Kant says that noumena don't exist. Kant also says that the thing in itself does exist. From these statements, we can infer that (despite what many people think) "thing in itself" is not a synonym for "noumenon".

A noumenon is something external to the mind that is knowable in a purely intellectual, non sensory, way. (Eg. a Platonic form).

A thing itself is the assumed source or cause of a phenomenon (or intuition on Kant's vocabulary). But there is nothing in the concept of the thing in itself that requires it be knowable noumenally in addition to its phenomenal effects.

The famous statement that the thing in itself is not knowable is another way if saying it is not a noumenon...if it were a noumenon, it would be knowable intellectually. Phenomenonal appearances also do not reveal the thing in itself , because they are only ever in relation to an observing subject ... so not "in itself". Nonetheless, entirely general considerations suggest that appearances must be appearances of something, ie. have external causes


Things are reified out of sensory experience of the world (though note that "sensory" is redundant here), and the world is the unified non-thing

Okay, but the tabley-looking stuff out there seems to conform more parsimoniously to a theory that posits an external table. I assume we agree on that, and then the question is, what's happening when we so posit?

Yep, so I think this gets into a different question of epistemology not directly related to things but rather about what we care about, since positing a theory that what looks to me like a table implies something table shaped about the universe requires caring about parsimony.

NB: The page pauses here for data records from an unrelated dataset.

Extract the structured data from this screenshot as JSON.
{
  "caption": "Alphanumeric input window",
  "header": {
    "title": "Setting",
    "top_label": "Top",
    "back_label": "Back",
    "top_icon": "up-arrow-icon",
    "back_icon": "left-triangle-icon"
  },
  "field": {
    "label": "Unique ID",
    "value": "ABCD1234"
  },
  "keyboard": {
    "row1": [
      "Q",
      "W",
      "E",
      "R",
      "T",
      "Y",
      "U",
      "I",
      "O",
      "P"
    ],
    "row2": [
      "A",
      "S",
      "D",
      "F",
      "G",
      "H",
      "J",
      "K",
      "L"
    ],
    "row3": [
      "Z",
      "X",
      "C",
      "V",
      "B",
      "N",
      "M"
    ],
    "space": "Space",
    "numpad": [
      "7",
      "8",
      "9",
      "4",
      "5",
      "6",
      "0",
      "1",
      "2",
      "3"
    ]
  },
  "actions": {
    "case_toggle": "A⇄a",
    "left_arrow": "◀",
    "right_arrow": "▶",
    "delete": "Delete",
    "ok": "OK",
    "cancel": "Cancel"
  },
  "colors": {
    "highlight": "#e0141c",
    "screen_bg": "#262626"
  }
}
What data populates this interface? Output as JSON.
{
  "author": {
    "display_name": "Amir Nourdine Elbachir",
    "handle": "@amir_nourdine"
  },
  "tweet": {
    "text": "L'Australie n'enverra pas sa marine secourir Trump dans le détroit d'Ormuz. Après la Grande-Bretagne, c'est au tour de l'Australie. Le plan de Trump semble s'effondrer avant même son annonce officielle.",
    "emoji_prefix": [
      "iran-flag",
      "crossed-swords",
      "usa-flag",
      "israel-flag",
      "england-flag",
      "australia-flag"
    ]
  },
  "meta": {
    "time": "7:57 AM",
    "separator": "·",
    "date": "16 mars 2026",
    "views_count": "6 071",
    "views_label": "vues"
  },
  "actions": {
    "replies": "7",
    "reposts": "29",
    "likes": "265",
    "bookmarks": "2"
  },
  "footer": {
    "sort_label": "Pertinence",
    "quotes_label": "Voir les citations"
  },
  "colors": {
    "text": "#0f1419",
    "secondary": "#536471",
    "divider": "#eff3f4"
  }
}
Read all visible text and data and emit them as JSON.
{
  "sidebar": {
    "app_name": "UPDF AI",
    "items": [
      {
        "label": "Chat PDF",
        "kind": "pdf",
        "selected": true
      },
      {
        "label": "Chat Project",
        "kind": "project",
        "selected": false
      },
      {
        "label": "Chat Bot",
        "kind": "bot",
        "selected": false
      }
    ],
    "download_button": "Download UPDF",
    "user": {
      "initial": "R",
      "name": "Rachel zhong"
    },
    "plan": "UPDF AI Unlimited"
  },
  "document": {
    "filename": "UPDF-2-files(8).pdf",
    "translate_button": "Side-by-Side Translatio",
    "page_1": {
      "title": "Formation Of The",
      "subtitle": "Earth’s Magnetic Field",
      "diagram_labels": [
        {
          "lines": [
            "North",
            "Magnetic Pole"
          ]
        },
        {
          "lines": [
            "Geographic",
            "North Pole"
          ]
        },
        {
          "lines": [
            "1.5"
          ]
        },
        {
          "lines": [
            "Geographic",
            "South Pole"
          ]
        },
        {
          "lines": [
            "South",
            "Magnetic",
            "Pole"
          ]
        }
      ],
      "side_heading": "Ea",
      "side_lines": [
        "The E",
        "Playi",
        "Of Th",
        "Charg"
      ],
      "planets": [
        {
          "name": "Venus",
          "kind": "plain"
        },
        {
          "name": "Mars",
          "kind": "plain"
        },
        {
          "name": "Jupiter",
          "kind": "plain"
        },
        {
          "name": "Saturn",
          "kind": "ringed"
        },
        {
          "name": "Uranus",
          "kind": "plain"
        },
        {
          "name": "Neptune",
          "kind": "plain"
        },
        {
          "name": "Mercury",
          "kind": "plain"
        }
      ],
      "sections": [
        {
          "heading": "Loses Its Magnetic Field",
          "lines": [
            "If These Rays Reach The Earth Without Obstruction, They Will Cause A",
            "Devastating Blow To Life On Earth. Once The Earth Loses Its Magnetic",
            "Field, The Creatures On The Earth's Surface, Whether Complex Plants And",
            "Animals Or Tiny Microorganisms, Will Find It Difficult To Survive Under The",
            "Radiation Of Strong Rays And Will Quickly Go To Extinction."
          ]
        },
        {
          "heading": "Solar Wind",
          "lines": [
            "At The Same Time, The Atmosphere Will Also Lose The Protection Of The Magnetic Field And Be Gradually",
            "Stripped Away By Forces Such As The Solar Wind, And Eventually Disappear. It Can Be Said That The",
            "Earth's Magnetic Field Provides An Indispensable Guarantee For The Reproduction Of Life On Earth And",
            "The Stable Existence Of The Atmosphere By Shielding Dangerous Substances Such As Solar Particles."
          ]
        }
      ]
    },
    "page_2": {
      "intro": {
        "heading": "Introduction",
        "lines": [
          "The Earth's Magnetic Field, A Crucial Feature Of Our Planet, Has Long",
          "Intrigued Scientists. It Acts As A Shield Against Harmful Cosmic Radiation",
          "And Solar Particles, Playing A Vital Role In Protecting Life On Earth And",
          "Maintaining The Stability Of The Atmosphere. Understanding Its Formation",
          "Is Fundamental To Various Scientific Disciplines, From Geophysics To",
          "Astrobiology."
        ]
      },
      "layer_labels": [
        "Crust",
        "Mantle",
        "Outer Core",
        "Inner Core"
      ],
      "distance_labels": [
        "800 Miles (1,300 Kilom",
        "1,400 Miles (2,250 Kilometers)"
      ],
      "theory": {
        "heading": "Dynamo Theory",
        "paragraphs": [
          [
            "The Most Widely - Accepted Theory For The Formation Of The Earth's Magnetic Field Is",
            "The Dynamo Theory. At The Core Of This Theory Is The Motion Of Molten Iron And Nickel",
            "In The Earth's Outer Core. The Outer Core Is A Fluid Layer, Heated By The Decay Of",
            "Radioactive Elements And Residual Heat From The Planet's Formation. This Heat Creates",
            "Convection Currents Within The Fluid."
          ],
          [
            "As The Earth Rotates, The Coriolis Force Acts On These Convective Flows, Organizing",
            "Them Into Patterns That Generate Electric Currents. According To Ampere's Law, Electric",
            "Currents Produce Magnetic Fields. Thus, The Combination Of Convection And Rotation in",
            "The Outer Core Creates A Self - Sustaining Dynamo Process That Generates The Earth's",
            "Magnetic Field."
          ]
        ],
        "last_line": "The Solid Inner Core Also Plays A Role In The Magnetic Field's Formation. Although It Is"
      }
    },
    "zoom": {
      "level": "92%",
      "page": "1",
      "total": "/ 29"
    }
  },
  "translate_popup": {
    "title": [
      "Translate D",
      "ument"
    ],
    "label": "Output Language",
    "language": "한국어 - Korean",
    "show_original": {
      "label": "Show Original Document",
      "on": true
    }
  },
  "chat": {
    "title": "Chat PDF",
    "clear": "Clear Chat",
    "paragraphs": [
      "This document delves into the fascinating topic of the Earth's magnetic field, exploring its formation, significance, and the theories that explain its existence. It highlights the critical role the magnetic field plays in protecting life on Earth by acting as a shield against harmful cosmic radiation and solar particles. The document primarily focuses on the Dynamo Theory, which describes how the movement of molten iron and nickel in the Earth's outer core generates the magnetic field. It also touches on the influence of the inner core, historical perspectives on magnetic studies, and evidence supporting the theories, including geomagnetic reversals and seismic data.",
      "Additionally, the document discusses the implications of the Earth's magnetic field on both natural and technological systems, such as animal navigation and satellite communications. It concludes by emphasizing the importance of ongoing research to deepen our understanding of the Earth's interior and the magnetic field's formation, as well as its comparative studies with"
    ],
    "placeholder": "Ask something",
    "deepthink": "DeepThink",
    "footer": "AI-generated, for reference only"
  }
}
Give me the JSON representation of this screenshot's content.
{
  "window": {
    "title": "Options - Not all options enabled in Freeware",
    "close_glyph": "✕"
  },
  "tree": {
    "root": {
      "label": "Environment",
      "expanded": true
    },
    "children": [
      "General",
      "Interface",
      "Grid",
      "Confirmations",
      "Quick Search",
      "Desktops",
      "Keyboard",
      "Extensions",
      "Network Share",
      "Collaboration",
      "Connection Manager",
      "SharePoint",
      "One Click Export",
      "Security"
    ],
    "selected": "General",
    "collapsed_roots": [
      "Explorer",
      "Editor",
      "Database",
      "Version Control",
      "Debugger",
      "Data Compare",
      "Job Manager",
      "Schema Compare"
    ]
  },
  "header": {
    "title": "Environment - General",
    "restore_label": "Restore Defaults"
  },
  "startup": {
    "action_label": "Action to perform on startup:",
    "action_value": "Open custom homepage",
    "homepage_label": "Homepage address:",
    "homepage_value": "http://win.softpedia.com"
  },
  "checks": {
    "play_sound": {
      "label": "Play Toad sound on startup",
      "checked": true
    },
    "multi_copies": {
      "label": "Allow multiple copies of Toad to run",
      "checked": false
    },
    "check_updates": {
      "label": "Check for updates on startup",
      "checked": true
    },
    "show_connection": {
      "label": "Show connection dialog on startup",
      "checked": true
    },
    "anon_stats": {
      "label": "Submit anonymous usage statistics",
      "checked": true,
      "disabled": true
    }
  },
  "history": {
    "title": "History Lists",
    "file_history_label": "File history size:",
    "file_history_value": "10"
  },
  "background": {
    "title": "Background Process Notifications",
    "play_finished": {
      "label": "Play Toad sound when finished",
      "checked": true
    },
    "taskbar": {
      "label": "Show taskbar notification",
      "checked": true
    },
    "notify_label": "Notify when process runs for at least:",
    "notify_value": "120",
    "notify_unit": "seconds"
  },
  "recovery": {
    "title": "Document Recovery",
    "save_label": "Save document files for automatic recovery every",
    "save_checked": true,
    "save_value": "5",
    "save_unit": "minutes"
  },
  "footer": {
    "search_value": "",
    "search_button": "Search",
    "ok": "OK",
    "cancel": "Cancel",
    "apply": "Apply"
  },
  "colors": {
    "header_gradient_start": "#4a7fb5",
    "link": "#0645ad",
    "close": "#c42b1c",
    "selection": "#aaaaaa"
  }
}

(Aside: It's kind of related because to talk about caring about things we need reifications that enable us to point to what we care about, but I think that's just an artifact of using words—care is patterns of behavior and preference we can reify call "parsimonious" or something else, but exist prior to being named.)

If we care about something other than parsimony, we may not agree that the universe is filled with tables. Maybe we slice it up quite differently and tables exist orthogonal to our ontology.


I'm asking what reification is, period, and what it has to do with what's in reality (the thing that bites you regardless of what you think).

This seems straightforward to me: reification is a process by which our brain picks out patterns/features and encodes them so we can recognize them again and make sense of the world given our limited hardware. We can then think in terms of those patterns and gloss over the details because the details often aren't relevant for various things.

The reason we reify things one way versus another depends on what we care about, i.e. our purposes.

I didn't link it in my original reply by work on natural abstractions is also related. My take is that if natural abstractions exist they don't actually rehabilitate noumena but they do explain why it intuitively feels like there are noumena. However abstractions are still phenomena (except insofar as all phenomena are of course embedded in the world) even if they are picking up on what I might metaphorically describe as the natural contours of the territory.


How do they explain why it feels like there are noumena? (Also by "feels like" I'd want to include empirical observations of nexusness.)

To me this seems obvious: noumena feel real to most people because they're captured by their ontology. It takes a lot of work for a human mind to learn not to jump straight from sensation to reification, and even with training there's only so much a person can do because the mind has lots of low-level reification "built in" that happens prior to conscious awareness. Cf. noticing


Are you asking what a thing is, as opposed to a non thing?

"Thing" might be the broadest of all categories...or it might contrast with traditional categories, like, "event", "process", "state", "property", "relation", "type", "law" etc.

Speaking of which...ontology is a thing , in the Buffyesque sense...there are thousands of years of prior art available. So there is no particular need to reinvent the subject from scratch.

Wikipedia’s Kant says: Noumena can’t be directly perceived and can’t be known, they are completely eternally external to and separated from minds.

Errmmm...I think that would be a paraphrase.